|Related products||Free Beer|
The original version 1.0 was released on 27 January 2001. Current version is 1.1.3. Although originally intended as a promotional tool to explain free and open source software, the drink took on a life of its own and 150,000 cans were sold. The Toronto-based company Opencola founded by Grad Conn, Cory Doctorow, and John Henson became better known for the drink than the software it was supposed to promote. Laird Brown, the company's senior strategist, attributes its success to a widespread mistrust of big corporations and the "proprietary nature of almost everything."
- 10.0 g food-grade gum arabic
- 3.50 mL orange oil
- 3.00 mL water
- 2.75 mL lime oil
- 1.25 mL cassia oil
- 1.00 mL lemon oil
- 1.00 mL nutmeg oil
- 0.25 mL coriander oil
- 0.25 mL neroli oil
- 0.25 mL lavender oil
- 2.36 kg plain granulated white table sugar
- 2.28 L water
- 30.0 mL caramel color
- 17.5 mL (3.50 tsp.) 75% phosphoric acid or citric acid
- 10.0 mL (2.00 tsp.) flavouring formula
- 2.50 mL (0.50 tsp.) caffeine (optional)
After mixing up the concentrate to the prescribed recipe (including all recommended safety precautions), the syrup is diluted 5:1 with ("preferably sodium-free") soda water to make the finished drink; at this dilution, the above combination of ingredients will yield approximately 24 litres of OpenCola.
The full recipe also includes instructions for home-made soda water produced from basic ingredients such as yeast and sugar in order to make the entire process open source, otherwise there would be a need to use commercially produced bottled or canned soda, or consumer carbonation machines with commercially manufactured carbon dioxide canisters.
- Coca-Cola formula
- Free Beer, open source beer, formerly known as Our Beer (Danish: Vores øl)
- List of brand name soft drinks products
- List of soft drink flavors
- Open Source Beer Project, an open source beer
- "OpenCola.com - Soft Drink Formula - Internet Archive". 2001. Archived from the original on 2001-02-18. Retrieved 2008-12-28.

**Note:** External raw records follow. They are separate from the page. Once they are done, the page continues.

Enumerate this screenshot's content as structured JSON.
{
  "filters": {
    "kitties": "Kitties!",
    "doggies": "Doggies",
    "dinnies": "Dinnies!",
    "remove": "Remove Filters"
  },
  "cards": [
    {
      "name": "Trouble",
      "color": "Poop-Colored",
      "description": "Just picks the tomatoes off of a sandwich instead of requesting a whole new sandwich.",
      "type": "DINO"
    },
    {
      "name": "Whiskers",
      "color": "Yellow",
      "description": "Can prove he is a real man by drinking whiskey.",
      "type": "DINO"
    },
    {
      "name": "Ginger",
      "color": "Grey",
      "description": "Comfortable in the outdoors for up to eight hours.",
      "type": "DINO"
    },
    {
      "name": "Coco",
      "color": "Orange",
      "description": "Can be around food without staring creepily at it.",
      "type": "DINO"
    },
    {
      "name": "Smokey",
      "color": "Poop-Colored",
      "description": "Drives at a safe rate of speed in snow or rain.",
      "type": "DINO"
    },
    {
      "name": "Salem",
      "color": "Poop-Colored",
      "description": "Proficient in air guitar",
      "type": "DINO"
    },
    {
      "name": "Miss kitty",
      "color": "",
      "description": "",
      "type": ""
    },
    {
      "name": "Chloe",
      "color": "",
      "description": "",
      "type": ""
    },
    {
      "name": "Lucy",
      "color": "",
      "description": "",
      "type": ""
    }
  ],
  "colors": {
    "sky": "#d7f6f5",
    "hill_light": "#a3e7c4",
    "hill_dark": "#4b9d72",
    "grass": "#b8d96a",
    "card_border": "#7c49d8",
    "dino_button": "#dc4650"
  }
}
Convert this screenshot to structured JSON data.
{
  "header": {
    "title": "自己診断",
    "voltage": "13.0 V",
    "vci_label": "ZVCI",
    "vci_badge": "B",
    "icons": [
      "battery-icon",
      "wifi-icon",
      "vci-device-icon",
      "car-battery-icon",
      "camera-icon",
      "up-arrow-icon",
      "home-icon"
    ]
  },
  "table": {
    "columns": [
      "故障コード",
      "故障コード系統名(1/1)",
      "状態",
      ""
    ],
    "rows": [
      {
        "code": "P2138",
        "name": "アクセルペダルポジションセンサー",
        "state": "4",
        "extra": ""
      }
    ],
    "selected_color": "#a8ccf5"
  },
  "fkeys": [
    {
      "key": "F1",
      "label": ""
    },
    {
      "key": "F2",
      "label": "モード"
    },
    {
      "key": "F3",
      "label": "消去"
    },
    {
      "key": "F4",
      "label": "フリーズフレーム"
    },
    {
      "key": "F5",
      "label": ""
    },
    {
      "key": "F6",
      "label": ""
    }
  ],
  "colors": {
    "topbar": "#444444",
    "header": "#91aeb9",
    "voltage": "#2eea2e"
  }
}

- Amanda Foubister (2001). "OpenCola Soft Drink Recipe" (PDF). OpenCola.com. Retrieved 2008-12-28.
|Wikibooks Cookbook has a recipe/module on|
|Wikimedia Commons has media related to OpenCola.|